Morning News for MONDAY,June 17TH!
CalFire Mendocino Chief Christopher P. Rowney announced that beginning 12:01 a.m. Today June 17, all residential and open outdoor burning within Mendocino County is suspended. The suspension will remain in effect until formally cancelled.
Only in instances where it can be shown that the continuation of burning is essential can a "Restricted Temporary Burning Permit" be issued.
California campfire permits are required in wilderness areas.
Chief Rowney explained, "Mendocino County fire history shows that suspending debris burning is an effective way of preventing wildfires especially as California enters the hottest and driest period of summer weather. "
The Mendocino NF assumed command of the Daves fire at 6:00am this morning.
The lightening fire was detected Wednesday in an area of Logging slash, thick knobcone pine with heavy dead and downed debris; it grew to 226 acres before it was 100% Contained.
The fire is located on the Mendocino National Forest approximately 45 miles west of Chico and 15 miles northwest of Elk Creek along County Road 306.
Crews are continuing mop up and suppression repair.

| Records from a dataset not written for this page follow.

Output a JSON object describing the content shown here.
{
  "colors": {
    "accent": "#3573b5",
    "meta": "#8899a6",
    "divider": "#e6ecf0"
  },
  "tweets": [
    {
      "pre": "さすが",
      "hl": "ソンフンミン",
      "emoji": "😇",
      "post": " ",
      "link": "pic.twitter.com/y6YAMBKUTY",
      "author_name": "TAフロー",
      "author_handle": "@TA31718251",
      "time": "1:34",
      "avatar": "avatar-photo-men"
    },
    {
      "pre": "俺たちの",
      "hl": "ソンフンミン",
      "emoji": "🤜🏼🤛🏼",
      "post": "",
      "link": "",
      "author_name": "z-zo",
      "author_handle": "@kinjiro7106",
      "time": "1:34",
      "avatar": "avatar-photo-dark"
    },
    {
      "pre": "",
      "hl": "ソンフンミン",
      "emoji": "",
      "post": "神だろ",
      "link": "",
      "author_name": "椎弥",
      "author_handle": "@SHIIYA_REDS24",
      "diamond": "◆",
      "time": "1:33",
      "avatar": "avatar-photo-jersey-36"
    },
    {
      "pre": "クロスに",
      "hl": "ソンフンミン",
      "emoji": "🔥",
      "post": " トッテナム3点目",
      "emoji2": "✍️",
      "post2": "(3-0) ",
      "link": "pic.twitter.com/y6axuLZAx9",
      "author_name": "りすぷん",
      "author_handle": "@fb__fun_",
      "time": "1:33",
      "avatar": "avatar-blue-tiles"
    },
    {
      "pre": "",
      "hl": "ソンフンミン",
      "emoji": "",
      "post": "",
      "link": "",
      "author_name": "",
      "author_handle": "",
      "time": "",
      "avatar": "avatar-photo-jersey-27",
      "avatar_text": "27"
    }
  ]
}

On Saturday, the Legislature passed a major piece of the federal Affordable Care Act, opting to expand Medicaid to 1.4 million low-income Californians.
The action came a day after lawmakers passed the main budget bill outlining a $96.3 billion spending plan for the fiscal year that starts in July.

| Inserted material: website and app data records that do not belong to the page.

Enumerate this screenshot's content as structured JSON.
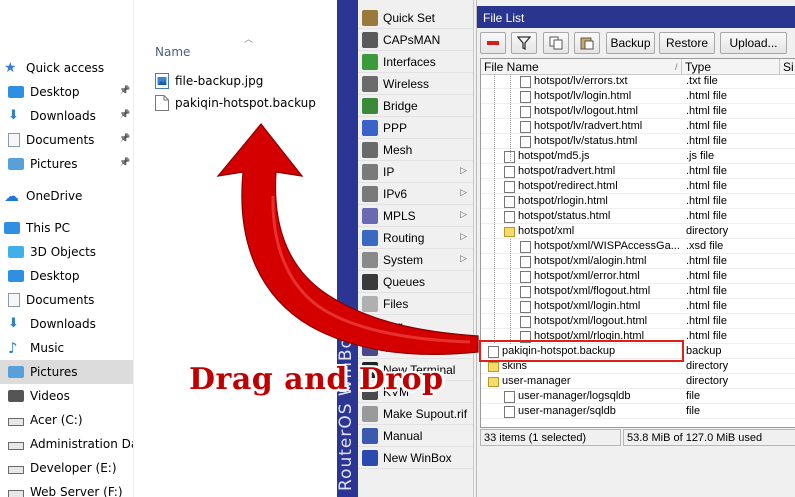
{
  "explorer": {
    "column_header": "Name",
    "nav": [
      {
        "label": "Quick access",
        "icon": "star-icon",
        "pinned": false,
        "selected": false
      },
      {
        "label": "Desktop",
        "icon": "desktop-folder-icon",
        "pinned": true,
        "selected": false
      },
      {
        "label": "Downloads",
        "icon": "download-arrow-icon",
        "pinned": true,
        "selected": false
      },
      {
        "label": "Documents",
        "icon": "documents-icon",
        "pinned": true,
        "selected": false
      },
      {
        "label": "Pictures",
        "icon": "pictures-icon",
        "pinned": true,
        "selected": false
      },
      {
        "label": "OneDrive",
        "icon": "cloud-icon",
        "pinned": false,
        "selected": false
      },
      {
        "label": "This PC",
        "icon": "computer-icon",
        "pinned": false,
        "selected": false
      },
      {
        "label": "3D Objects",
        "icon": "cube-icon",
        "pinned": false,
        "selected": false
      },
      {
        "label": "Desktop",
        "icon": "desktop-folder-icon",
        "pinned": false,
        "selected": false
      },
      {
        "label": "Documents",
        "icon": "documents-icon",
        "pinned": false,
        "selected": false
      },
      {
        "label": "Downloads",
        "icon": "download-arrow-icon",
        "pinned": false,
        "selected": false
      },
      {
        "label": "Music",
        "icon": "music-note-icon",
        "pinned": false,
        "selected": false
      },
      {
        "label": "Pictures",
        "icon": "pictures-icon",
        "pinned": false,
        "selected": true
      },
      {
        "label": "Videos",
        "icon": "video-icon",
        "pinned": false,
        "selected": false
      },
      {
        "label": "Acer (C:)",
        "icon": "drive-icon",
        "pinned": false,
        "selected": false
      },
      {
        "label": "Administration Data",
        "icon": "drive-icon",
        "pinned": false,
        "selected": false
      },
      {
        "label": "Developer (E:)",
        "icon": "drive-icon",
        "pinned": false,
        "selected": false
      },
      {
        "label": "Web Server (F:)",
        "icon": "drive-icon",
        "pinned": false,
        "selected": false
      }
    ],
    "files": [
      {
        "name": "file-backup.jpg",
        "icon": "image-file-icon"
      },
      {
        "name": "pakiqin-hotspot.backup",
        "icon": "backup-file-icon"
      }
    ]
  },
  "winbox": {
    "vertical_title": "RouterOS WinBox",
    "menu": [
      {
        "label": "Quick Set",
        "icon": "quick-set-icon",
        "color": "#9a7a3a",
        "submenu": false
      },
      {
        "label": "CAPsMAN",
        "icon": "capsman-icon",
        "color": "#5a5a5a",
        "submenu": false
      },
      {
        "label": "Interfaces",
        "icon": "interfaces-icon",
        "color": "#3c9a3c",
        "submenu": false
      },
      {
        "label": "Wireless",
        "icon": "wireless-icon",
        "color": "#6b6b6b",
        "submenu": false
      },
      {
        "label": "Bridge",
        "icon": "bridge-icon",
        "color": "#3a8a3a",
        "submenu": false
      },
      {
        "label": "PPP",
        "icon": "ppp-icon",
        "color": "#3a62c8",
        "submenu": false
      },
      {
        "label": "Mesh",
        "icon": "mesh-icon",
        "color": "#6a6a6a",
        "submenu": false
      },
      {
        "label": "IP",
        "icon": "ip-icon",
        "color": "#7a7a7a",
        "submenu": true
      },
      {
        "label": "IPv6",
        "icon": "ipv6-icon",
        "color": "#7a7a7a",
        "submenu": true
      },
      {
        "label": "MPLS",
        "icon": "mpls-icon",
        "color": "#6a6ab0",
        "submenu": true
      },
      {
        "label": "Routing",
        "icon": "routing-icon",
        "color": "#3a6ac0",
        "submenu": true
      },
      {
        "label": "System",
        "icon": "system-icon",
        "color": "#8a8a8a",
        "submenu": true
      },
      {
        "label": "Queues",
        "icon": "queues-icon",
        "color": "#3a3a3a",
        "submenu": false
      },
      {
        "label": "Files",
        "icon": "files-icon",
        "color": "#b0b0b0",
        "submenu": false
      },
      {
        "label": "Log",
        "icon": "log-icon",
        "color": "#c0c0c0",
        "submenu": false
      },
      {
        "label": "Tools",
        "icon": "tools-icon",
        "color": "#4a4a8a",
        "submenu": true
      },
      {
        "label": "New Terminal",
        "icon": "terminal-icon",
        "color": "#222222",
        "submenu": false
      },
      {
        "label": "KVM",
        "icon": "kvm-icon",
        "color": "#4a4a4a",
        "submenu": false
      },
      {
        "label": "Make Supout.rif",
        "icon": "supout-icon",
        "color": "#9a9a9a",
        "submenu": false
      },
      {
        "label": "Manual",
        "icon": "manual-icon",
        "color": "#3a5ab0",
        "submenu": false
      },
      {
        "label": "New WinBox",
        "icon": "winbox-icon",
        "color": "#2a4ab0",
        "submenu": false
      }
    ],
    "file_list": {
      "title": "File List",
      "toolbar": {
        "remove_icon": "minus-icon",
        "filter_icon": "filter-icon",
        "copy_icon": "copy-icon",
        "paste_icon": "paste-icon",
        "backup": "Backup",
        "restore": "Restore",
        "upload": "Upload..."
      },
      "columns": {
        "name": "File Name",
        "type": "Type",
        "size": "Si"
      },
      "rows": [
        {
          "name": "hotspot/lv/errors.txt",
          "type": ".txt file",
          "depth": 2,
          "folder": false
        },
        {
          "name": "hotspot/lv/login.html",
          "type": ".html file",
          "depth": 2,
          "folder": false
        },
        {
          "name": "hotspot/lv/logout.html",
          "type": ".html file",
          "depth": 2,
          "folder": false
        },
        {
          "name": "hotspot/lv/radvert.html",
          "type": ".html file",
          "depth": 2,
          "folder": false
        },
        {
          "name": "hotspot/lv/status.html",
          "type": ".html file",
          "depth": 2,
          "folder": false
        },
        {
          "name": "hotspot/md5.js",
          "type": ".js file",
          "depth": 1,
          "folder": false
        },
        {
          "name": "hotspot/radvert.html",
          "type": ".html file",
          "depth": 1,
          "folder": false
        },
        {
          "name": "hotspot/redirect.html",
          "type": ".html file",
          "depth": 1,
          "folder": false
        },
        {
          "name": "hotspot/rlogin.html",
          "type": ".html file",
          "depth": 1,
          "folder": false
        },
        {
          "name": "hotspot/status.html",
          "type": ".html file",
          "depth": 1,
          "folder": false
        },
        {
          "name": "hotspot/xml",
          "type": "directory",
          "depth": 1,
          "folder": true
        },
        {
          "name": "hotspot/xml/WISPAccessGa...",
          "type": ".xsd file",
          "depth": 2,
          "folder": false
        },
        {
          "name": "hotspot/xml/alogin.html",
          "type": ".html file",
          "depth": 2,
          "folder": false
        },
        {
          "name": "hotspot/xml/error.html",
          "type": ".html file",
          "depth": 2,
          "folder": false
        },
        {
          "name": "hotspot/xml/flogout.html",
          "type": ".html file",
          "depth": 2,
          "folder": false
        },
        {
          "name": "hotspot/xml/login.html",
          "type": ".html file",
          "depth": 2,
          "folder": false
        },
        {
          "name": "hotspot/xml/logout.html",
          "type": ".html file",
          "depth": 2,
          "folder": false
        },
        {
          "name": "hotspot/xml/rlogin.html",
          "type": ".html file",
          "depth": 2,
          "folder": false
        },
        {
          "name": "pakiqin-hotspot.backup",
          "type": "backup",
          "depth": 0,
          "folder": false
        },
        {
          "name": "skins",
          "type": "directory",
          "depth": 0,
          "folder": true
        },
        {
          "name": "user-manager",
          "type": "directory",
          "depth": 0,
          "folder": true
        },
        {
          "name": "user-manager/logsqldb",
          "type": "file",
          "depth": 1,
          "folder": false
        },
        {
          "name": "user-manager/sqldb",
          "type": "file",
          "depth": 1,
          "folder": false
        }
      ],
      "status": {
        "items": "33 items (1 selected)",
        "storage": "53.8 MiB of 127.0 MiB used"
      }
    }
  },
  "overlay": {
    "caption": "Drag and Drop",
    "arrow_color": "#d40000",
    "highlight_color": "#e01e1e"
  }
}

Other bills would provide college scholarships for middle class families, increase grants for those in the welfare-to-work program, restore dental care for low-income adults, distribute money for school energy projects and strengthen oversight of the California Public Utilities Commission.
The centerpiece legislation was the expansion of Medicaid, which is called Medi-Cal in California. The federal government will pay the full cost of expanding the low-income health program for the first three years. It will gradually reduce payments to 90 percent starting in 2020.

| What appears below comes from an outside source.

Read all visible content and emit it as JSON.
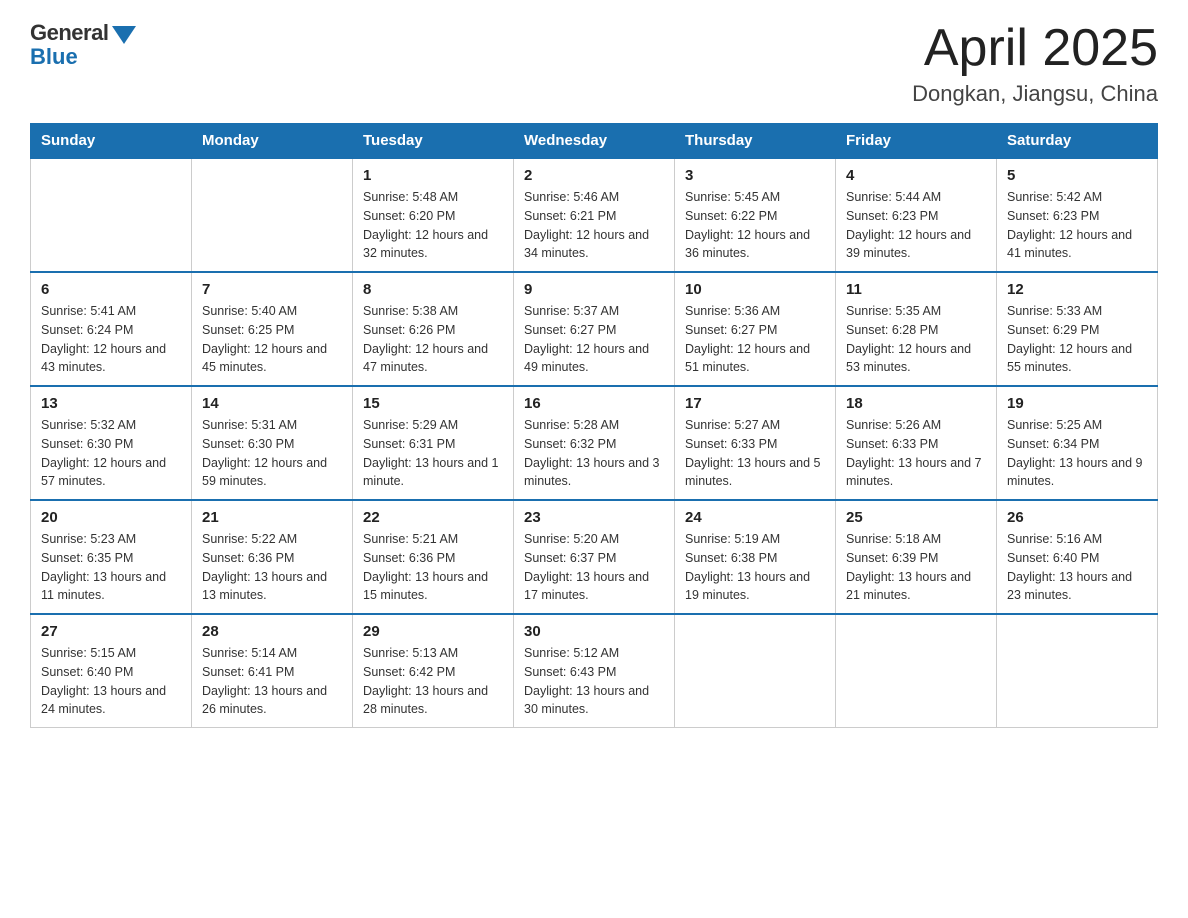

Democrats said the expansion would help save lives, & keep workers healthy . Senate President Darrell Steinberg noted that the Medicaid expansion will cover many of those who now receive uncompensated care.
Because of higher-than-anticipated tax revenue, Democratic lawmakers have been able to restore some of the money that was slashed for mental health treatment, health care for the poor and higher education.
Congressman Jared Huffman (D-San Rafael) will take the SNAP Challenge next week, limiting himself to $4.50 per day for food, the average daily benefit for a recipient of the SNAP program, formerly known as “food stamps.”
This coincides with the House considering the Farm Bill, which cuts $20 billion from SNAP which will eliminate food assistance to nearly two million low-income Americans, and shuts 210,000 children out of free or reduced-cost school meals.
47 million, or one in seven Americans, receive SNAP benefits. Nearly 75% are families with children, and more than a quarter are households with seniors or people with disabilities. Under the Farm Bill, 850,000 households would lose nearly a full week’s worth of groceries—per month.
A provision in the bill would cause many working households to lose all their SNAP benefits merely because they own a car., regardless of where they live. Nearly 95 percent of federal SNAP spending goes directly to families to buy food.
Monday, June 17, 2013 from 7-9 p.m. At the Caspar Community Center, you can meet Your local Audubon Project Leaders.
Discussions will be heard on the state of cormorants, black oystercatchers, Save our Shorebirds, Education & family walks, Field Trips and Botanical Garden Bird Walks as well as Big River, Point Cabrillo Surveys.